It is a very simple point and click operation with the turbine data coming from the base project information, adding them to the map includes elevation and latitude / longitude along with the ability to modify the individual turbine in detail. ie it can be one of many all the same or unique. Projects and individual turbines are cross-referenced to a standard list of wind turbines each with their characteristics, so, rather than having to add to much detail, simply stating the turbine make and model is the cross reference to start, optimum and stop speeds along with data showing capacity and output based on wind speed.

Showing Calculated Wind Farm Output

Once the turbines are added, the map can then show calculated output for the project based on wind speed, actual and forecast that is downloaded routinely from the met office, in fact there is a growing history of wind strengths and direction for the UK that can be applied to the wind projects.

Test wind speeds can also be  applied to a wind farm.

Little Cheyne Court Wind Farm with forecast output and output test based on input wind speed

While I don’t have access to real output based on wind speed, the software to develop a balancing factor based on real output taking into account turbine characteristics, elevation, wind speed and direction would be fairly straightforward.

Wind Farm Forecasting Tool

Which means that it would be equally straightforward to develop a virtual wind farm with any number and type of turbine, then apply test wind speeds giving a realistic view of what the output might be throughout the year.

The additional benefit would be the “virtual” wind farm can be seen in the context of existing wind farms close by. Any dwellings, roads and other structures can be seen, and using either or all of OS maps, Google maps and satellite views, the impact can be easily seen.

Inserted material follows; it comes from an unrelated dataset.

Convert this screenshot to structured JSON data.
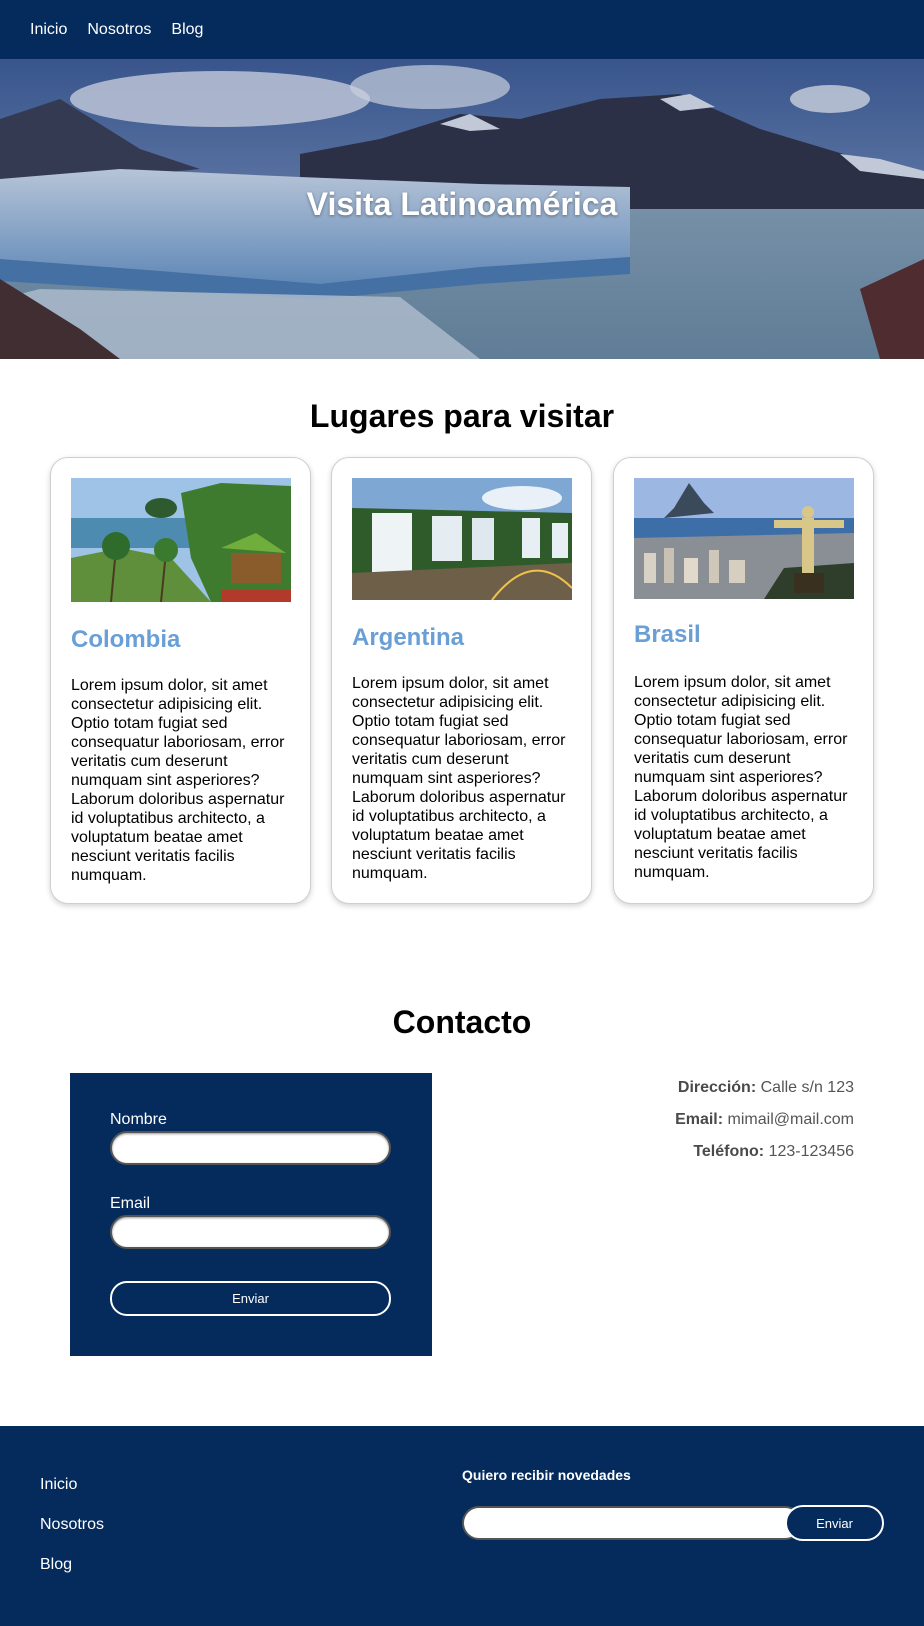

If this is a wind farm that is going to go into the “proposed” or planning stage, the farm can be easily publicised showing the real proposal rather than a variation proposed by the anti lobby gaining credence.

I haven’t got to the point of showing the wind farms and turbines as an elevation with the correct sizes, but again, that is just a matter of coding, the location and elevation data is stored.

How easy would this be and how would it work in practice?

At the time of writing, the detail has to be developed, however the hard part of the software is complete and used routinely.

Screen shot of turbine entry routine: point ;add; save; point; add; save

Screen shot of turbine entry routine: add; point ;save;  add;point; save

I would see a relatively simple routine whereby a developer using the renewables map in the manner proposed above would have their own password protected login.

They would then be able to create projects in exactly the same way as renewable energy projects that are in the public domain are created, however they would be tagged as private to that login, maybe access limited to an IP?

The created project would then exist within the database under the control of the user, it might be left as a private project, modified so it was made public and part of the map or maybe public but only through a particular URL? Maybe deleted.

How much would this sort of thing cost?

Judging by other projects I have been involved in, ask for a quote from a consultant for much the same, then take a zero off!

Please feel free to contact me about this using one of the contact forms on the map.